Usually in woofer design at higher output levels, the magnetic-system nonlinearities are by far the largest source of distortion. In our new woofer designs, this is no longer true. Distortion is introduced by minor suspension nonlinearities and by inductive effects in the voice-coil and its former, and even resonant behavior in the diaphragm becomes more significant than the distortion introduced by the magnetic system. So magnetic-system distortion is virtually eliminated.

Atkinson: But to see your theoretical ideas worked in practice, you were still ending up with a set of specifications that you sent to your drive-unit supplier for them to make and for you to then test?

Thiel: Yes. We would send them dimension drawings, tell them exactly how to make all the parts in the magnet system. Then they would build up samples for us and send them to us for evaluation.

Atkinson: How many iterative loops did you typically go through with the drive-unit supplier?

Thiel: In the early '80s it was probably only two or three. By the early '90s it was probably a dozen . . . it could take up to a year to optimize a driver design. If I wanted to try a different diaphragm profile or a different magnet-system geometry, from the time that I requested samples from them until I received the samples to test could easily be a month. So this would severely limit the number of experiments we could run to try to get a new product out.
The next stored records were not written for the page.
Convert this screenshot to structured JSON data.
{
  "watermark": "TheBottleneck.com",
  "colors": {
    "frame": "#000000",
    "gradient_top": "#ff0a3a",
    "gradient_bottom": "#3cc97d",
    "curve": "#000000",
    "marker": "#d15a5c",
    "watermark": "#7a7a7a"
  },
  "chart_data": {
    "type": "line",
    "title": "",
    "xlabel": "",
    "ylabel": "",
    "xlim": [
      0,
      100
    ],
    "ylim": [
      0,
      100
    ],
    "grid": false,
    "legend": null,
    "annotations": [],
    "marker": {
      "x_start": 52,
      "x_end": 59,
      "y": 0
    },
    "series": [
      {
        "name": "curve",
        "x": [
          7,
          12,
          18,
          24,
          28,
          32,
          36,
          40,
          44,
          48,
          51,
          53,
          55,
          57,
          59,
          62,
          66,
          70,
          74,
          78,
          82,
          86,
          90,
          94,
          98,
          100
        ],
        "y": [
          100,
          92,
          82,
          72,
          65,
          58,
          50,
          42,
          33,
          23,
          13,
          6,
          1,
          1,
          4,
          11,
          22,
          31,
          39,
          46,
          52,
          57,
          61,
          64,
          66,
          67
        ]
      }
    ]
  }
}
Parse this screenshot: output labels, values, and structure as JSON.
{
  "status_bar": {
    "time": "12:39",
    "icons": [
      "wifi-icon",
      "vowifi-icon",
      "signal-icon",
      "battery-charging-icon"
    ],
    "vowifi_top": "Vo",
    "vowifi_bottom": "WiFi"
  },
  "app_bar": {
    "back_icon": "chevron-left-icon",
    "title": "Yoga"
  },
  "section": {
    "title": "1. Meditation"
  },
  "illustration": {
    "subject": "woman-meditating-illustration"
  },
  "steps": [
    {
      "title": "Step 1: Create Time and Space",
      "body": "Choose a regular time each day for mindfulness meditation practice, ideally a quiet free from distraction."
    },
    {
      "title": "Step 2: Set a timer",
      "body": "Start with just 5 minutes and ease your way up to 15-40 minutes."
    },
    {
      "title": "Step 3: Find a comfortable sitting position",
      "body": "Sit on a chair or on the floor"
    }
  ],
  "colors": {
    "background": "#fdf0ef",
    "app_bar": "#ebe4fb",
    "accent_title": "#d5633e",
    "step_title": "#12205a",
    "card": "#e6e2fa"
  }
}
Most recently, we've started manufacturing our own drivers so that we can implement designs that are more exactly what I desire.